'Many prisoners' refuse to complete census
A "significant number" of prisoners are reported to have refused or not bothered to complete the latest census form, the BBC can reveal.
According to prison sources in the East of England, a "good calculated guess" puts the figure at about 15%.
A prison officer said many inmates have refused to return completed 2011 census forms at prisons such as HMP Norwich and HMP Littlehey in Cambridgeshire.
The Home Office said inmates had a legal requirement to complete the form.
A prison officer told the BBC many prisoners were seen screwing the paperwork up and throwing it in the bin.
'Census for everyone'
Anyone who repeatedly refuses to take part in the population count could face criminal prosecution and a £1,000 fine.
The Home Office said: "If a prisoner refuses to complete the questionnaire... the governor should note on a record that the questionnaire has been issued and that the prisoner has refused to complete it.
"This information must be given to the Census Coordinator when he/she returns to collect the completed questionnaires."
A spokesman for the Office for National Statistics said: "The process is exactly the same for everybody.
"If someone persistently refuses to complete the form we will offer them a replacement... if they continue to resist any encouragement their names will be passed to our compliance team... and ultimately to the Crown Prosecution Service".
'Display of defiance'
While "non compliance" officers are authorised to conduct interviews under caution during home visits across the country, the issue of prisoners' non compliance is not so clear.
One prison officer told the BBC: "There has been a strong display of defiance. On one wing of over 70 prisoners, 12 refused to hand them back.
"Once we gave out the census forms which arrived in bulk, I don't think you can tell who has handed them back of not, I don't see how the forms can be traced.
"The movement of prisoners around the system adds to the complications. It's a mess. It wasn't properly planned."
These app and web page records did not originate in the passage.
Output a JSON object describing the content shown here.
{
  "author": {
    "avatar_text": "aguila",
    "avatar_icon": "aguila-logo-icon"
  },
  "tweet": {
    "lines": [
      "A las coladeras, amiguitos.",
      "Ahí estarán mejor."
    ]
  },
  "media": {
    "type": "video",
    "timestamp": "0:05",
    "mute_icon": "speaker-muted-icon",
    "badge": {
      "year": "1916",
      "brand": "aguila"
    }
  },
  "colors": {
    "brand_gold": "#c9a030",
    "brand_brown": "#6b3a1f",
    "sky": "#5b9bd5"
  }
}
Ralph Valerio, a spokesman for the Prison Officers Association, told the BBC: "The census is about measuring society.
"Most prisoners don't care about society that's why they are where they are and it comes as no surprise that some are treating this with disdain."